DATA TO USE.
● ● ● ● ● ● ●

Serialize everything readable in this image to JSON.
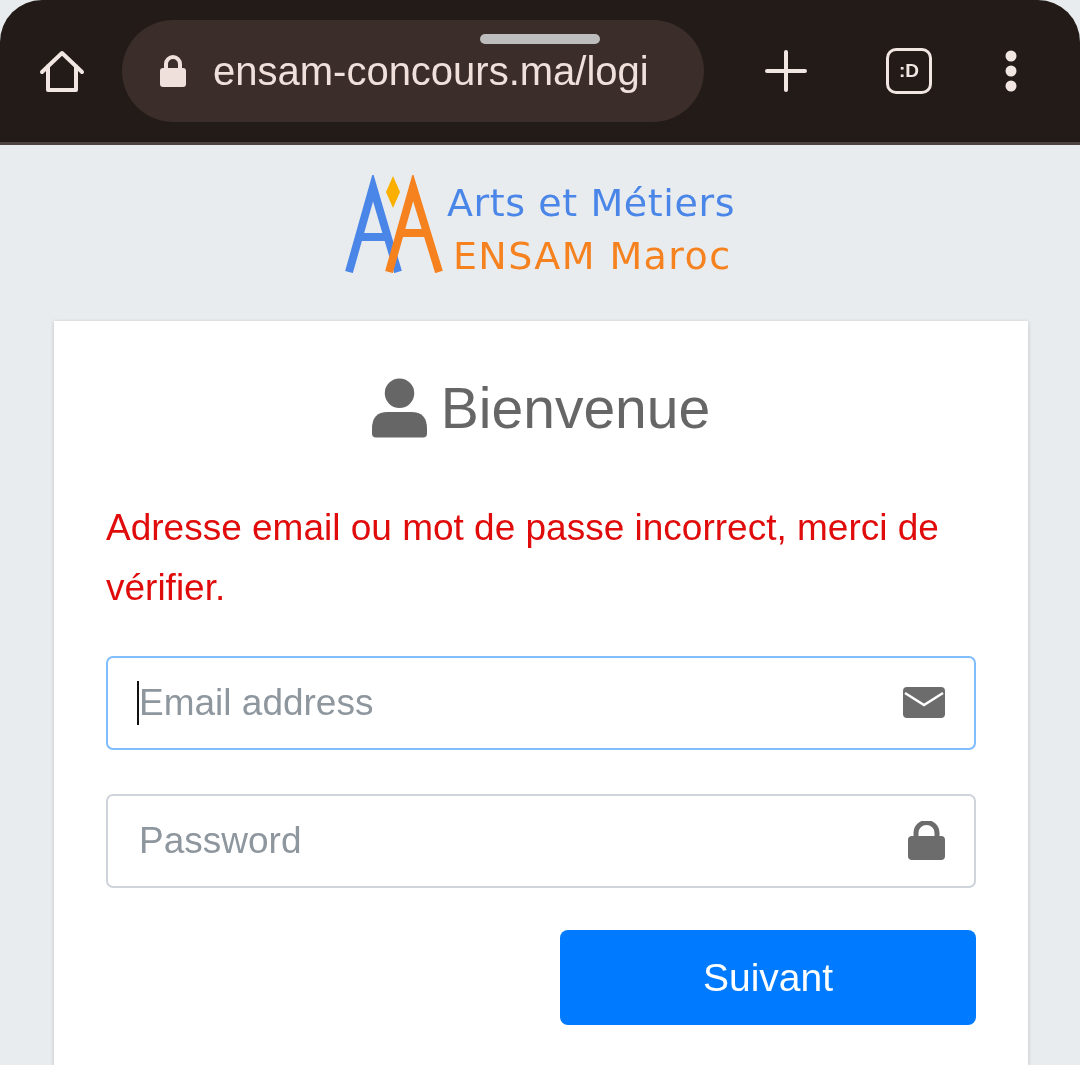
{
  "browser": {
    "url": "ensam-concours.ma/logi",
    "tab_switcher": ":D"
  },
  "logo": {
    "line_1": "Arts et Métiers",
    "line_2": "ENSAM Maroc"
  },
  "login_card": {
    "title": "Bienvenue",
    "error": "Adresse email ou mot de passe incorrect, merci de vérifier.",
    "fields": [
      {
        "kind": "email",
        "placeholder": "Email address",
        "focused": true
      },
      {
        "kind": "password",
        "placeholder": "Password",
        "focused": false
      }
    ],
    "submit": "Suivant"
  }
}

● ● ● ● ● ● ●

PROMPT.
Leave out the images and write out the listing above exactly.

EXERCISE RESPONSE.
Serialize everything readable in this image to JSON.
{
  "browser": {
    "url": "ensam-concours.ma/logi",
    "tab_switcher": ":D"
  },
  "logo": {
    "line_1": "Arts et Métiers",
    "line_2": "ENSAM Maroc"
  },
  "login_card": {
    "title": "Bienvenue",
    "error": "Adresse email ou mot de passe incorrect, merci de vérifier.",
    "fields": [
      {
        "kind": "email",
        "placeholder": "Email address",
        "focused": true
      },
      {
        "kind": "password",
        "placeholder": "Password",
        "focused": false
      }
    ],
    "submit": "Suivant"
  }
}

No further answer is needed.